▸ What is required:
Which lines of the entries hold the string "icon"? Copy each one.

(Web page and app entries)
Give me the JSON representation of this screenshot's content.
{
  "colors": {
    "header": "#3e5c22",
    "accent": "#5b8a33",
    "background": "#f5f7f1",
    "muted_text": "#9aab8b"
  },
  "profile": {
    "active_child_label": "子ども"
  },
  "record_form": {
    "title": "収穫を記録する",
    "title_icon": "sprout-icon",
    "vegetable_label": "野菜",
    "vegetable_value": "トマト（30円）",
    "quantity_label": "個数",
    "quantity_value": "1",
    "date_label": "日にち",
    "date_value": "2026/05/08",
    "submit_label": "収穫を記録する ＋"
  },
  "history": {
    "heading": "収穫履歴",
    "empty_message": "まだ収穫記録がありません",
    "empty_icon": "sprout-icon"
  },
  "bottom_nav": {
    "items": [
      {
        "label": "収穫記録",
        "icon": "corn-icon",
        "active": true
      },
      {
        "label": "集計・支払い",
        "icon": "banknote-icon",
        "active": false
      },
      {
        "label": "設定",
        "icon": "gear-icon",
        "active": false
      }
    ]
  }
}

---

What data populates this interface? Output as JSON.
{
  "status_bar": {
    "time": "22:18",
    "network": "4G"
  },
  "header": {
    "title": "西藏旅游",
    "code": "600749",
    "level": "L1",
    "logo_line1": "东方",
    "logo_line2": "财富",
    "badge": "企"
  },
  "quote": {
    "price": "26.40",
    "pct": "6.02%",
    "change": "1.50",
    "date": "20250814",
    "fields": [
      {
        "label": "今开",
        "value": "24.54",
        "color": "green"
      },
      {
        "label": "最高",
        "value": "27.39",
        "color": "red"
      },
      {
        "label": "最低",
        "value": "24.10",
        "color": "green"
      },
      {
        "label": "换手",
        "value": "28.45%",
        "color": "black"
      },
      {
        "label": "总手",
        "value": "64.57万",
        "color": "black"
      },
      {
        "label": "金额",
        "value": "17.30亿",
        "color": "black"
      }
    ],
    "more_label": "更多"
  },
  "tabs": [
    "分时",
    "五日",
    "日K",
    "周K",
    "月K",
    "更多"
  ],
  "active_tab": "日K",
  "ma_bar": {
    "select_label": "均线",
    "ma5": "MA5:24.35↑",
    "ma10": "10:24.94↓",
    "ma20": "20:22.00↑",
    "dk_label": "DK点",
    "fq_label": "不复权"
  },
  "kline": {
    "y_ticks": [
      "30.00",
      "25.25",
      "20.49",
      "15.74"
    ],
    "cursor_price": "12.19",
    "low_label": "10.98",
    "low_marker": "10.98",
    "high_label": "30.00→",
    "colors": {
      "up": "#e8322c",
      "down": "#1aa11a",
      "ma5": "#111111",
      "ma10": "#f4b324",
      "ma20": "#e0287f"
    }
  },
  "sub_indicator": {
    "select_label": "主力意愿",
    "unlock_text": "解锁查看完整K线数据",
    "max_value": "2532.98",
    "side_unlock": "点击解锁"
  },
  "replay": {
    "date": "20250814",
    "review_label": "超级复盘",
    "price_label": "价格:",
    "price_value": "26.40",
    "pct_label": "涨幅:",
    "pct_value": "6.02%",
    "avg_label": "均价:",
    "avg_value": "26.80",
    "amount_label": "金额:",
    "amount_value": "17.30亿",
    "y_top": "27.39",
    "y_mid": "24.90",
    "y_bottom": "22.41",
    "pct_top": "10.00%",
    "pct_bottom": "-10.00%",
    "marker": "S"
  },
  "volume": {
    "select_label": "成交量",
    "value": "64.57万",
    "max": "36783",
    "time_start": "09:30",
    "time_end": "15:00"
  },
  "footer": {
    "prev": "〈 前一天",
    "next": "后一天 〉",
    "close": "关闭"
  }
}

▸ Exercise answer:
    "title_icon": "sprout-icon",
    "empty_icon": "sprout-icon"
        "icon": "corn-icon",
        "icon": "banknote-icon",
        "icon": "gear-icon",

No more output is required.